As long as you can accept the film’s basic premise that all action takes place in a parallel universe without regard to gravity, logic, or reason, The A-Team is a pumped-up joyride. Imagine that you and your buddies manage to steal the President’s limousine, smash up Washington D.C. at high speeds, blow up a few landmarks, and emerge unscathed.
Coming from Joe Carnahan, whose reputation rests squarely upon the mindless excesses of Narc (his serious side) and Smokin’ Aces (his thriller side), the film’s approach is not surprising. Working from a script credited to himself, actor Brian Bloom (who plays black ops leader and all-around villain Pike with relish), and Skip Woods (Thursday, Swordfish, Hitman, X-Men Origins: Wolverine), Carnahan competently handles the pesky plot details, which are mostly left to Army Captain / Lieutenant Charisa Sosa (Jessica Biel, distractingly gorgeous as always) to explain.
Clearly, though, the action scenes are the movie’s reason for existence, and Carnahan’s taste, crass as it has sometimes been in the past, is here reined in sufficiently so as to almost approach modesty (at least by his previously-established standards). Imagine that! Not only does this approach garner the necessary PG-13 rating, but it also serves the material well.
The old TV show was always a creaky machine for adults, endlessly riffing on the most basic traits of the four main characters. They never rose above their stereotypes and their bantering interplay always gave way to saving an innocent and remaining outlaws.

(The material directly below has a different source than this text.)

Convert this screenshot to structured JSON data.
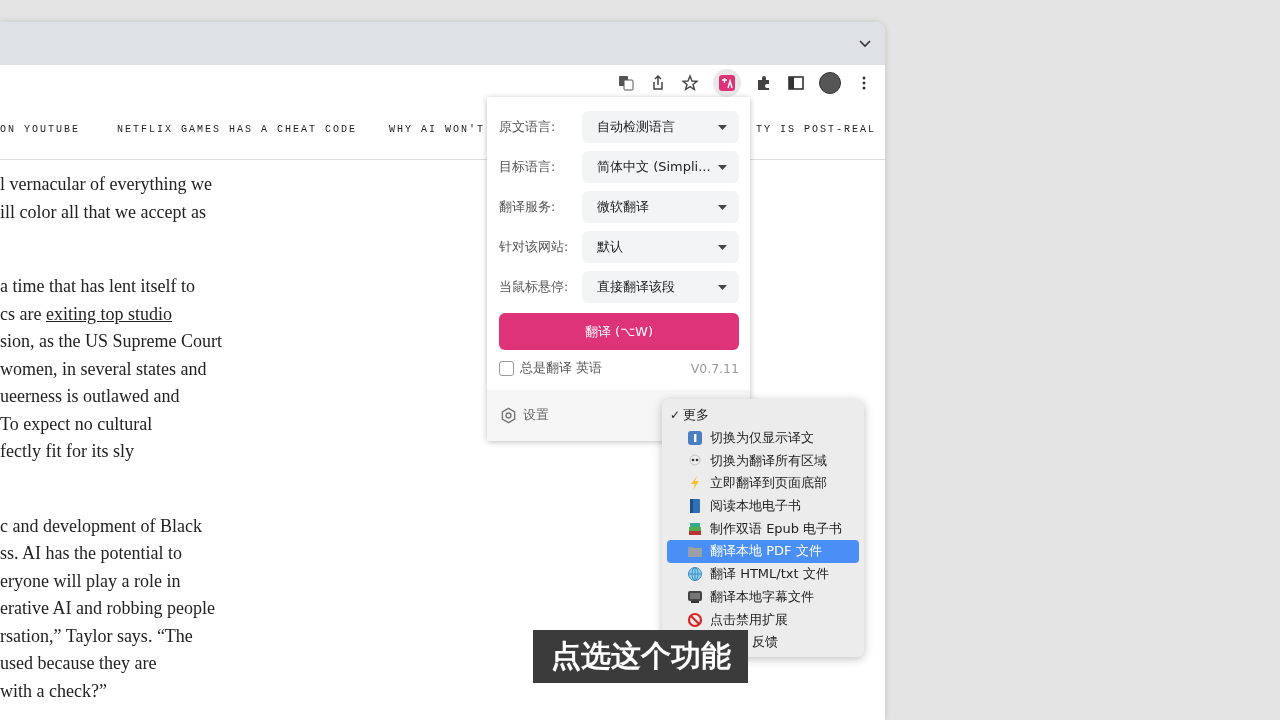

The movie does much the same thing, only with a gigantic budget. Gregarious in spirit, its aftertaste is guaranteed to melt as quickly as ice on a mid-day sidewalk. But while it’s on the tongue, it’s oh so refreshing.
[The A-Team opens wide throughout Dallas today.]